Message Testing to Combat Public Charge’s Chilling Effect in California
Key findings from focus groups held in December 2019
Note: These focus groups took place in December 2019, when the new public charge rule was not in effect, due to a nationwide preliminary injunction issued in the federal courts. On January 27, 2020, the US Supreme Court struck down the nationwide preliminary injunction, and the new public charge rule went into effect in California on February 24, 2020. The slide deck highlights recommendations that still apply, even though the new rule is now in effect. It also highlights study limitations to put findings in further context.
Historically, the public charge rule allowed immigration officials to deny an application for permanent residence (“green card”) or certain other visas if the applicant was determined likely to depend on the government as their primary source of support. In 2018 the Trump administration proposed changes that redefined public charge, including expanding the list of public benefits that count against applicants to include nonemergency Medicaid (“Medi-Cal” in California) for those 21 and over (unless pregnant), federal housing assistance, and SNAP (“CalFresh” in California).
The changes to the public charge rule, along with other federal immigration policy and rhetoric, have caused many California immigrant families with low incomes, including those who aren’t subject to public charge, to avoid using public benefit programs, such as Medi-Cal and CalFresh. This confusion extends to undocumented young adults with low incomes who are newly eligible for state-funded full-scope Medi-Cal starting in 2020.
In December 2019, Vision, Strategy and Insights (VSI) conducted focus groups in Los Angeles with California immigrants with low incomes who are not subject to public charge but who are at high risk of avoiding benefits. A key objective was to quickly identify legally accurate messages and trusted messengers effective at encouraging this group to keep using the public benefits they are eligible for. One focus group was designed to identify effective messages and messengers to specifically encourage young adult immigrants with low incomes to enroll in Medi-Cal.

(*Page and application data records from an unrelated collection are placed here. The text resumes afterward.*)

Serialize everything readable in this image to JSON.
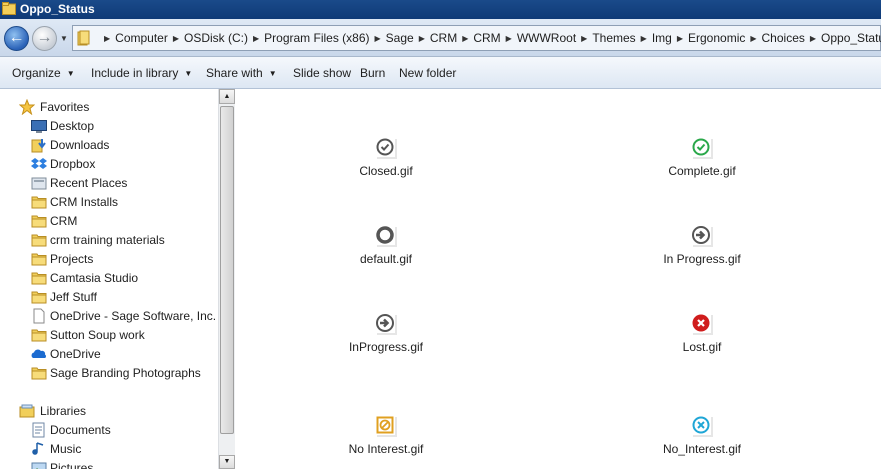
{
  "window": {
    "title": "Oppo_Status"
  },
  "address": {
    "breadcrumbs": [
      "Computer",
      "OSDisk (C:)",
      "Program Files (x86)",
      "Sage",
      "CRM",
      "CRM",
      "WWWRoot",
      "Themes",
      "Img",
      "Ergonomic",
      "Choices",
      "Oppo_Status"
    ]
  },
  "toolbar": {
    "organize": "Organize",
    "include": "Include in library",
    "share": "Share with",
    "slideshow": "Slide show",
    "burn": "Burn",
    "newfolder": "New folder"
  },
  "nav": {
    "favorites": "Favorites",
    "items": [
      {
        "label": "Desktop",
        "icon": "desktop-icon"
      },
      {
        "label": "Downloads",
        "icon": "downloads-icon"
      },
      {
        "label": "Dropbox",
        "icon": "dropbox-icon"
      },
      {
        "label": "Recent Places",
        "icon": "recent-places-icon"
      },
      {
        "label": "CRM Installs",
        "icon": "folder-icon"
      },
      {
        "label": "CRM",
        "icon": "folder-icon"
      },
      {
        "label": "crm training materials",
        "icon": "folder-icon"
      },
      {
        "label": "Projects",
        "icon": "folder-icon"
      },
      {
        "label": "Camtasia Studio",
        "icon": "folder-icon"
      },
      {
        "label": "Jeff Stuff",
        "icon": "folder-icon"
      },
      {
        "label": "OneDrive - Sage Software, Inc.",
        "icon": "document-icon"
      },
      {
        "label": "Sutton Soup work",
        "icon": "folder-icon"
      },
      {
        "label": "OneDrive",
        "icon": "onedrive-icon"
      },
      {
        "label": "Sage Branding Photographs",
        "icon": "folder-icon"
      }
    ],
    "libraries": "Libraries",
    "lib_items": [
      {
        "label": "Documents",
        "icon": "documents-icon"
      },
      {
        "label": "Music",
        "icon": "music-icon"
      },
      {
        "label": "Pictures",
        "icon": "pictures-icon"
      }
    ]
  },
  "files": [
    {
      "name": "Closed.gif",
      "icon": "closed-check-icon",
      "color": "#555555"
    },
    {
      "name": "Complete.gif",
      "icon": "complete-check-icon",
      "color": "#2aa84a"
    },
    {
      "name": "default.gif",
      "icon": "default-ring-icon",
      "color": "#555555"
    },
    {
      "name": "In Progress.gif",
      "icon": "in-progress-arrow-icon",
      "color": "#555555"
    },
    {
      "name": "InProgress.gif",
      "icon": "inprogress-arrow-icon",
      "color": "#555555"
    },
    {
      "name": "Lost.gif",
      "icon": "lost-x-icon",
      "color": "#d01c1c"
    },
    {
      "name": "No Interest.gif",
      "icon": "no-interest-slash-icon",
      "color": "#e0a020"
    },
    {
      "name": "No_Interest.gif",
      "icon": "no-interest-x-icon",
      "color": "#1fa6d6"
    }
  ]
}
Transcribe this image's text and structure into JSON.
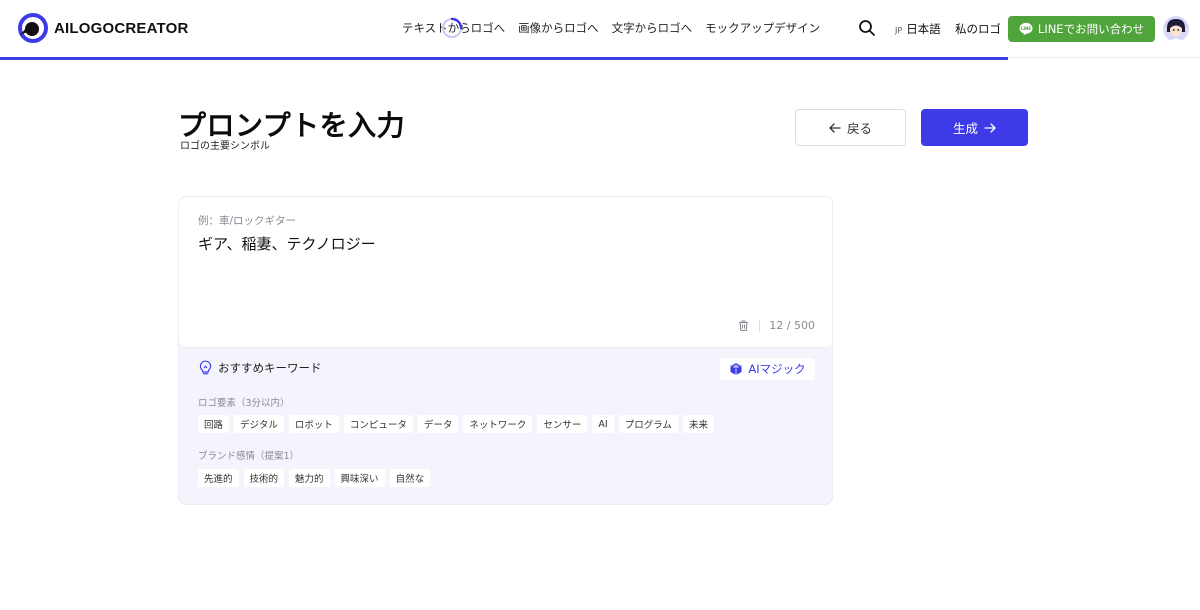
{
  "brand": {
    "name": "AILOGOCREATOR"
  },
  "nav": {
    "items": [
      "テキストからロゴへ",
      "画像からロゴへ",
      "文字からロゴへ",
      "モックアップデザイン"
    ]
  },
  "header": {
    "lang_code": "JP",
    "lang_label": "日本語",
    "my_logo": "私のロゴ",
    "line_button": "LINEでお問い合わせ"
  },
  "progress": {
    "fraction": 0.84
  },
  "page": {
    "title": "プロンプトを入力",
    "subtitle": "ロゴの主要シンボル",
    "back_label": "戻る",
    "generate_label": "生成"
  },
  "prompt": {
    "placeholder": "例：車/ロックギター",
    "value": "ギア、稲妻、テクノロジー",
    "count": "12 / 500"
  },
  "keywords": {
    "heading": "おすすめキーワード",
    "magic_label": "AIマジック",
    "sections": [
      {
        "label": "ロゴ要素（3分以内）",
        "chips": [
          "回路",
          "デジタル",
          "ロボット",
          "コンピュータ",
          "データ",
          "ネットワーク",
          "センサー",
          "AI",
          "プログラム",
          "未来"
        ]
      },
      {
        "label": "ブランド感情（提案1）",
        "chips": [
          "先進的",
          "技術的",
          "魅力的",
          "興味深い",
          "自然な"
        ]
      }
    ]
  },
  "colors": {
    "accent": "#3d3ae8",
    "line_green": "#4fa43b",
    "card_bg": "#f4f4fc"
  },
  "icons": [
    "search-icon",
    "arrow-left-icon",
    "arrow-right-icon",
    "trash-icon",
    "bulb-icon",
    "magic-cube-icon",
    "line-chat-icon",
    "loading-spinner-icon"
  ]
}
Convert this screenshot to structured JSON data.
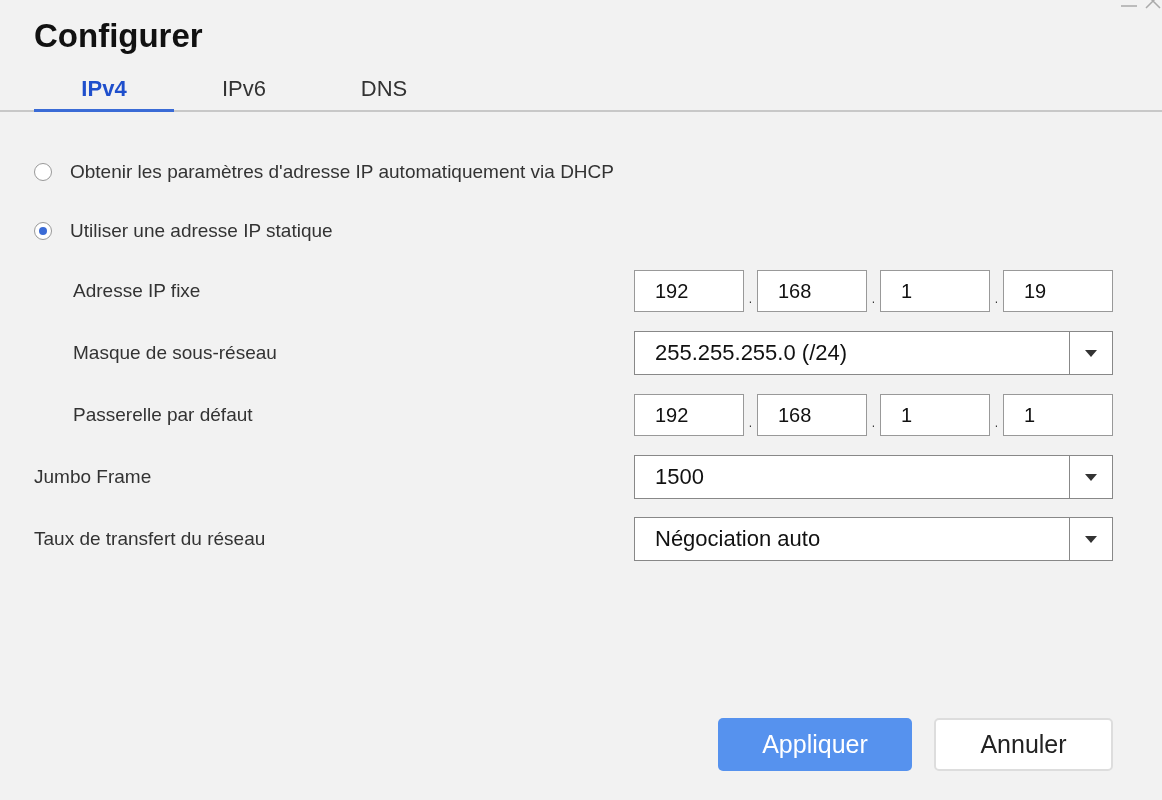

Key recommendations when developing public charge outreach materials include:
- Always include the source of outreach and educational materials, ideally a government agency. Participants viewed government agencies as the most credible source of information on the subject of public charge (can depend on municipality; may not be the case outside of California).
- Provide a consistent definition of public charge, including clear lists or groupings of those who are and those who are not affected by public charge. Respondents were just as interested in understanding that they are not subject to public charge as in knowing who is subject. This serves as a double validation tool.
- Be explicit that benefits available to the children of immigrants do not impact the parents’ immigration status. Most participants were not aware of this.
- Feature a website and telephone number(s) to obtain more information and to further verify the source, and thus credibility, of the information.
- Date materials so that readers can assess the timeliness of the publication; date any updates as well.
Key recommendations when developing outreach materials for the Medi-Cal expansion include:
- Materials should always be clear on the following:
- All Californians with low incomes ages 19–25 qualify “regardless of immigration status.”
- The requirements to sign up (e.g., “all you need is your ID and a check stub”).
- Which benefits and services are covered under Medi-Cal.
- The information shared on applications won’t be shared with immigration.
- Services through Medi-Cal are provided at little to no cost.
- Specify that it’s a State of California program.
- Add a phone number and/or website to indicate available assistance.
A more complete summary of findings and recommendations is available in the slide deck under Document Downloads.